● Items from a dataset
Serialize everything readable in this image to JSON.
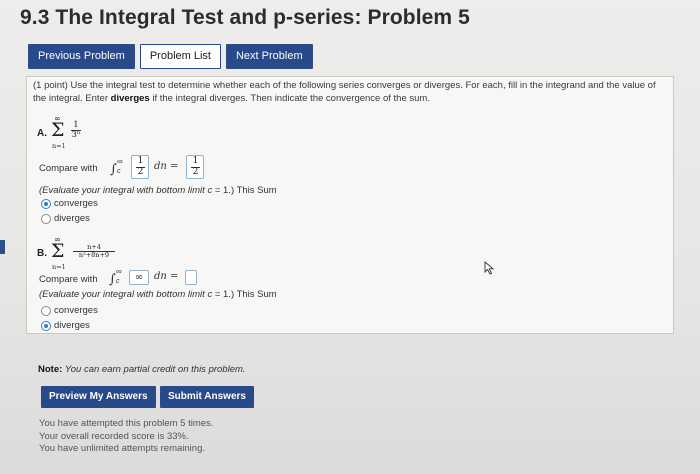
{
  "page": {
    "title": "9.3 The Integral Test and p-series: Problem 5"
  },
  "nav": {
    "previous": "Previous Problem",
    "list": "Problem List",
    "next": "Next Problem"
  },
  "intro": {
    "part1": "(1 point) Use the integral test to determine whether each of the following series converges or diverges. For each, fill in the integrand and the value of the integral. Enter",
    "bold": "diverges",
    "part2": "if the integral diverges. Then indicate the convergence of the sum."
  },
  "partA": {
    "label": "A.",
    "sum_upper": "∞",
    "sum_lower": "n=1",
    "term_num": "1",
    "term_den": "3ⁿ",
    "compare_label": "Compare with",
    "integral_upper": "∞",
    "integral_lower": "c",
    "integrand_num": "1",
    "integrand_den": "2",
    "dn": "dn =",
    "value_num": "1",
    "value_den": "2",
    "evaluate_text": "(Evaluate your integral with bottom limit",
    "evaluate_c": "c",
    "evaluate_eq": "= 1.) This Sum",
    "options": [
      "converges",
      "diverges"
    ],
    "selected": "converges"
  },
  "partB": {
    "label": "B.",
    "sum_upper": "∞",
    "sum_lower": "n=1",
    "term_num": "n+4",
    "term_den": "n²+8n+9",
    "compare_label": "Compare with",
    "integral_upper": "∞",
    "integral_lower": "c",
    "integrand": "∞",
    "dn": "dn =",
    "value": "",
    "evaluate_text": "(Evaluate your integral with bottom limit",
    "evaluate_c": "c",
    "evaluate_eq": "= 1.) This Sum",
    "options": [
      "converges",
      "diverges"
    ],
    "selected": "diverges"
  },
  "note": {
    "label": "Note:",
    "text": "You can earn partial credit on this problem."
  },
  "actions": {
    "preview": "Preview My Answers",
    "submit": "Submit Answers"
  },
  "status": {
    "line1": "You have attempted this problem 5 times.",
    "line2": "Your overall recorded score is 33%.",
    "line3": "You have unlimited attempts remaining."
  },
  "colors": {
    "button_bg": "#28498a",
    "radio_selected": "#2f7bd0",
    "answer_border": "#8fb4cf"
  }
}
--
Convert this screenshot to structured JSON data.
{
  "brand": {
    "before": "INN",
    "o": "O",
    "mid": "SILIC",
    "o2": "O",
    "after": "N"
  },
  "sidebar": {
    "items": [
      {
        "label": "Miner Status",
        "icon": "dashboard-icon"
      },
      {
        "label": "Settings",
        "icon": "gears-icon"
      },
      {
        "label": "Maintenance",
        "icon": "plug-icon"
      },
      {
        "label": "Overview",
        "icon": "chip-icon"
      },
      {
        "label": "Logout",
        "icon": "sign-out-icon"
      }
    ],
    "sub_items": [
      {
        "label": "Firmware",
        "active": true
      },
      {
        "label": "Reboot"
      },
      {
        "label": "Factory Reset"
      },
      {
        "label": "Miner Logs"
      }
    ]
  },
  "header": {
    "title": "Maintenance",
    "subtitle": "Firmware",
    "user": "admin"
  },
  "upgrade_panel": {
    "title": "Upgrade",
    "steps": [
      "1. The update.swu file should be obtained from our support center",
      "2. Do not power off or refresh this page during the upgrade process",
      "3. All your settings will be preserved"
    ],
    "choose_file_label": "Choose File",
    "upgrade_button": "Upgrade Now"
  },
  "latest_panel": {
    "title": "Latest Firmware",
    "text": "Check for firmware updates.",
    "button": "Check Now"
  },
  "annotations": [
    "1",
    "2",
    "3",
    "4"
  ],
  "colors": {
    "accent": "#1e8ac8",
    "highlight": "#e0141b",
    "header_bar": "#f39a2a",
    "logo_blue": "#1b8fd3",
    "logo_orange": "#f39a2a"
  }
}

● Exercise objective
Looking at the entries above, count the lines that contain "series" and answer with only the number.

● Solution to this problem
2